(Assignment): Write out every line below that includes the word "text".

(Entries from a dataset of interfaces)
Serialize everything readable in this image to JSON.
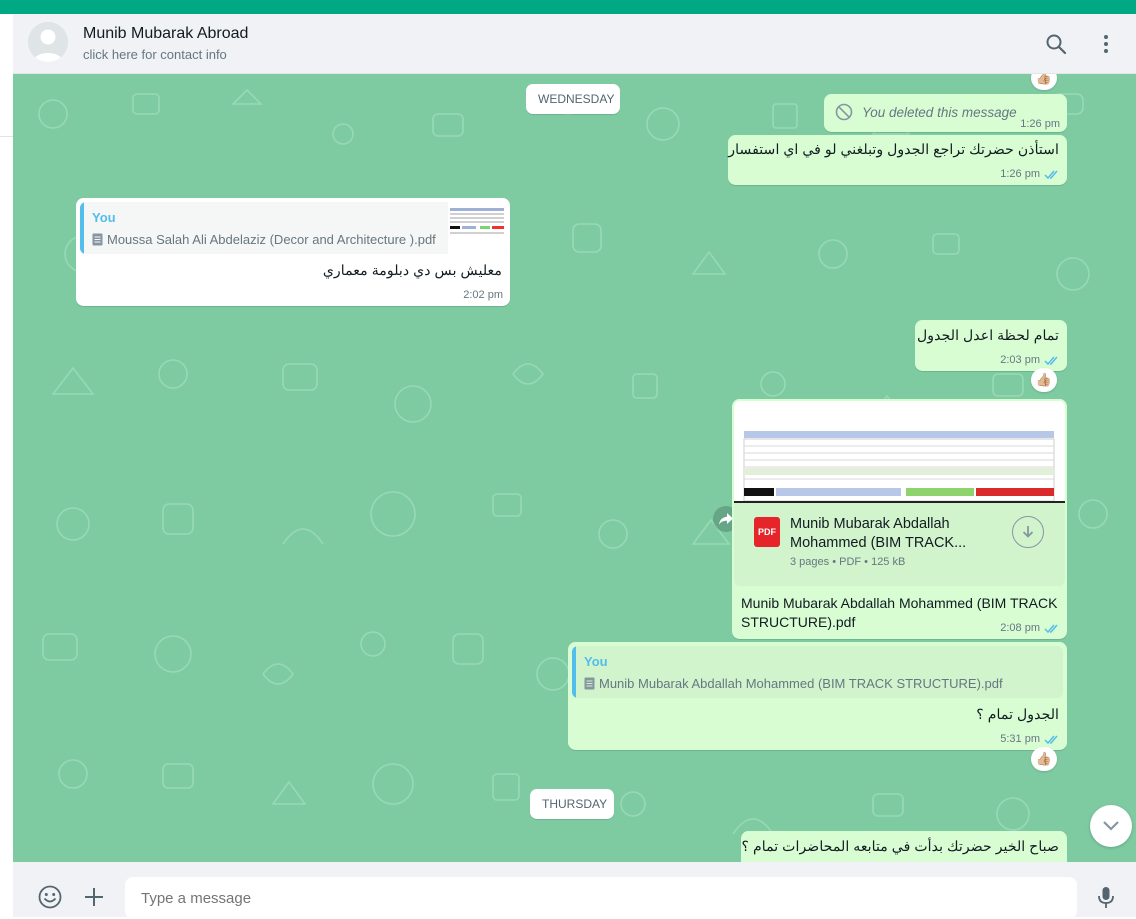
{
  "header": {
    "contact_name": "Munib Mubarak Abroad",
    "contact_sub": "click here for contact info",
    "icons": [
      "search-icon",
      "menu-icon"
    ]
  },
  "colors": {
    "accent": "#00a884",
    "chat_bg": "#7ecba2",
    "outgoing_bubble": "#d9fdd3",
    "incoming_bubble": "#ffffff",
    "read_tick": "#53bdeb"
  },
  "chat": {
    "day_wednesday": "WEDNESDAY",
    "day_thursday": "THURSDAY",
    "deleted": {
      "text": "You deleted this message",
      "time": "1:26 pm"
    },
    "msg1": {
      "text": "استأذن حضرتك تراجع الجدول وتبلغني لو في اي استفسار",
      "time": "1:26 pm"
    },
    "msg2": {
      "quote_author": "You",
      "quote_file": "Moussa Salah Ali Abdelaziz (Decor and Architecture ).pdf",
      "text": "معليش بس دي دبلومة معماري",
      "time": "2:02 pm"
    },
    "msg3": {
      "text": "تمام لحظة اعدل الجدول",
      "time": "2:03 pm",
      "reaction": "👍🏼"
    },
    "msg4": {
      "file_name_line1": "Munib Mubarak Abdallah",
      "file_name_line2": "Mohammed (BIM TRACK...",
      "file_info": "3 pages • PDF • 125 kB",
      "file_type": "PDF",
      "caption_line1": "Munib Mubarak Abdallah Mohammed (BIM TRACK",
      "caption_line2": "STRUCTURE).pdf",
      "time": "2:08 pm"
    },
    "msg5": {
      "quote_author": "You",
      "quote_file": "Munib Mubarak Abdallah Mohammed (BIM TRACK STRUCTURE).pdf",
      "text": "الجدول تمام ؟",
      "time": "5:31 pm",
      "reaction": "👍🏼"
    },
    "msg6": {
      "text": "صباح الخير حضرتك بدأت في متابعه المحاضرات تمام ؟"
    },
    "top_reaction": "👍🏼"
  },
  "footer": {
    "placeholder": "Type a message",
    "icons": [
      "emoji-icon",
      "attach-icon",
      "mic-icon"
    ]
  }
}
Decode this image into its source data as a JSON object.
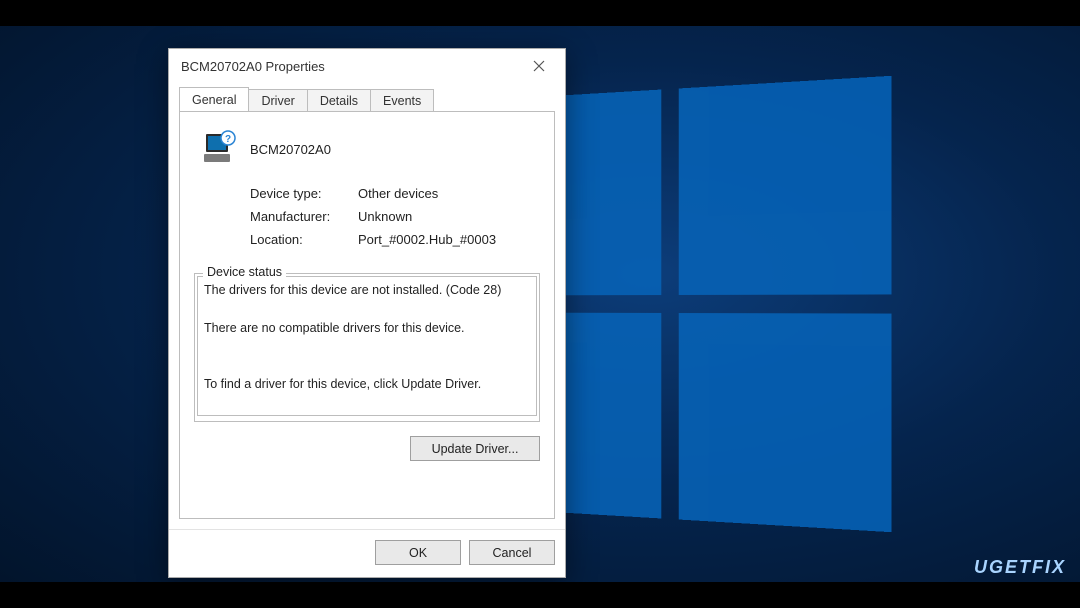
{
  "window": {
    "title": "BCM20702A0 Properties",
    "close_tooltip": "Close"
  },
  "tabs": [
    {
      "label": "General",
      "active": true
    },
    {
      "label": "Driver",
      "active": false
    },
    {
      "label": "Details",
      "active": false
    },
    {
      "label": "Events",
      "active": false
    }
  ],
  "device": {
    "name": "BCM20702A0",
    "icon_semantic": "unknown-device-icon",
    "props": {
      "device_type_label": "Device type:",
      "device_type_value": "Other devices",
      "manufacturer_label": "Manufacturer:",
      "manufacturer_value": "Unknown",
      "location_label": "Location:",
      "location_value": "Port_#0002.Hub_#0003"
    }
  },
  "status": {
    "group_label": "Device status",
    "text": "The drivers for this device are not installed. (Code 28)\n\nThere are no compatible drivers for this device.\n\n\nTo find a driver for this device, click Update Driver."
  },
  "buttons": {
    "update_driver": "Update Driver...",
    "ok": "OK",
    "cancel": "Cancel"
  },
  "watermark": "UGETFIX",
  "colors": {
    "desktop_gradient_inner": "#0c3d7a",
    "desktop_gradient_outer": "#021329",
    "windows_logo": "#0561b5",
    "dialog_bg": "#ffffff",
    "dialog_border": "#ababab",
    "button_bg": "#e9e9e9"
  }
}
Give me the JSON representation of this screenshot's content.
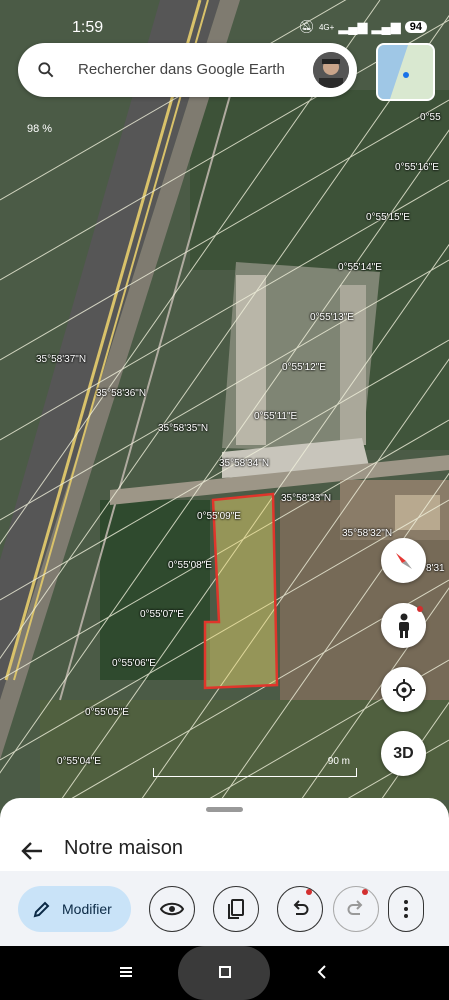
{
  "status_bar": {
    "time": "1:59",
    "network": "4G+",
    "battery": "94"
  },
  "search": {
    "placeholder": "Rechercher dans Google Earth"
  },
  "map": {
    "zoom_percent": "98 %",
    "scale_label": "90 m",
    "coordinate_labels": [
      "0°55",
      "0°55'16\"E",
      "0°55'15\"E",
      "0°55'14\"E",
      "0°55'13\"E",
      "0°55'12\"E",
      "0°55'11\"E",
      "35°58'37\"N",
      "35°58'36\"N",
      "35°58'35\"N",
      "35°58'34\"N",
      "35°58'33\"N",
      "35°58'32\"N",
      "0°55'09\"E",
      "0°55'08\"E",
      "0°55'07\"E",
      "0°55'06\"E",
      "0°55'05\"E",
      "0°55'04\"E",
      "8'31"
    ],
    "polygon_color": "#e0352b"
  },
  "map_controls": {
    "three_d_label": "3D"
  },
  "sheet": {
    "title": "Notre maison",
    "modifier_label": "Modifier"
  },
  "colors": {
    "accent_button": "#c9e3f8",
    "notification_dot": "#d32f2f"
  }
}
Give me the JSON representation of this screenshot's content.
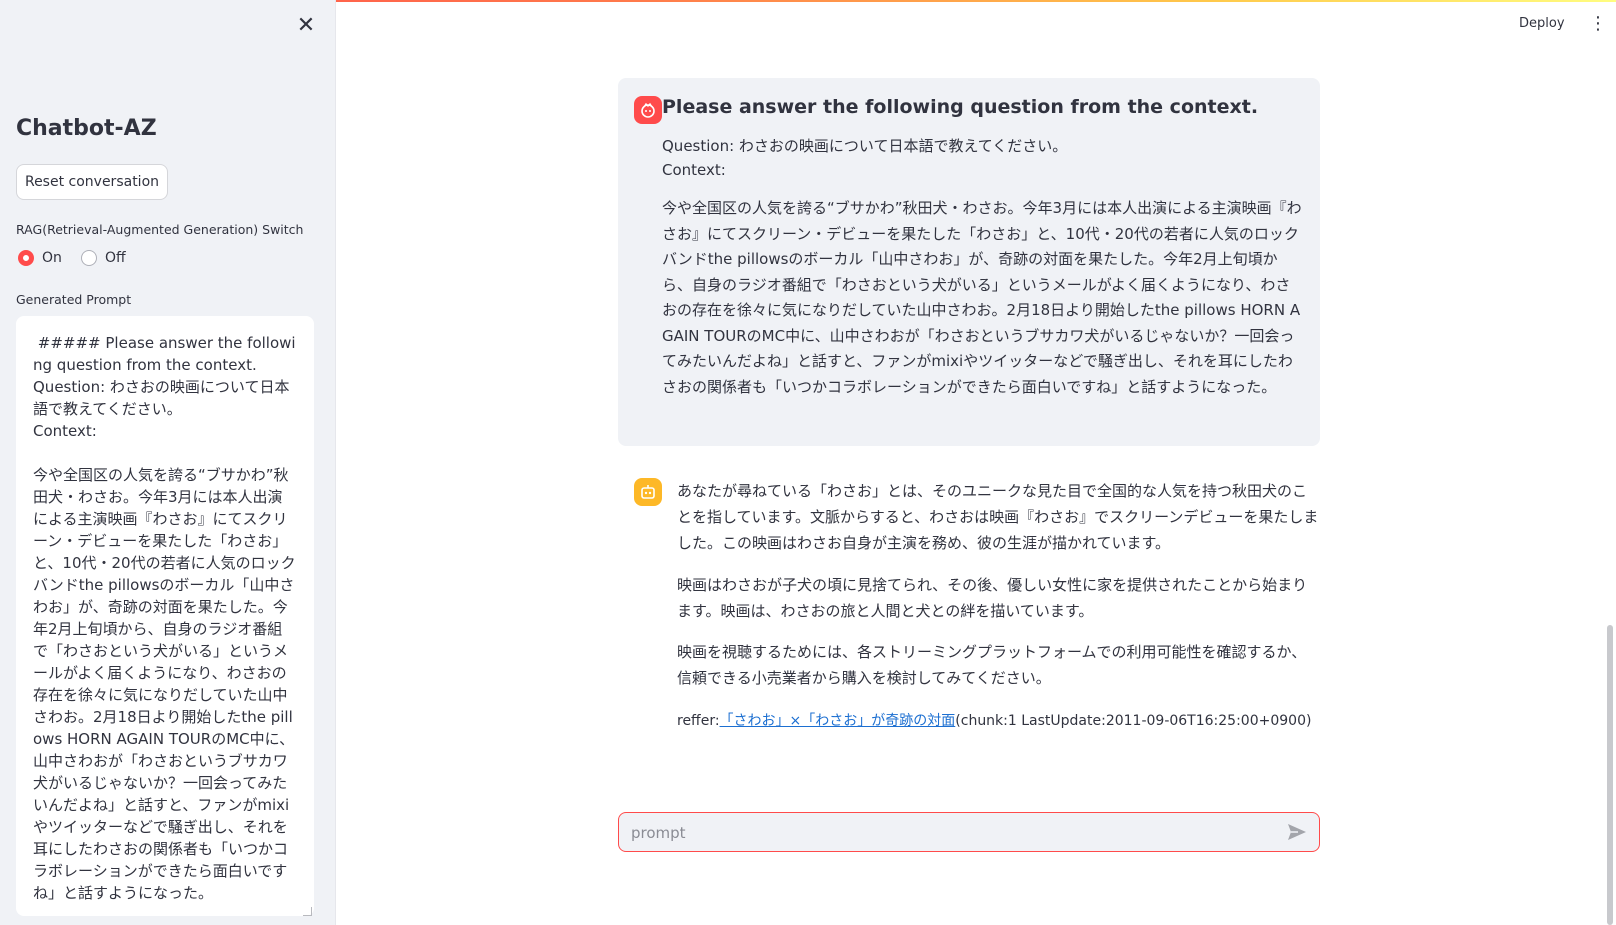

(The completed task):
      "text": "You deleted this message",
      "text": "استأذن حضرتك تراجع الجدول وتبلغني لو في اي استفسار",
      "text": "معليش بس دي دبلومة معماري",
      "text": "تمام لحظة اعدل الجدول",
      "text": "الجدول تمام ؟",
      "text": "صباح الخير حضرتك بدأت في متابعه المحاضرات تمام ؟"
    "text": "The drivers for this device are not installed. (Code 28)\n\nThere are no compatible drivers for this device.\n\n\nTo find a driver for this device, click Update Driver."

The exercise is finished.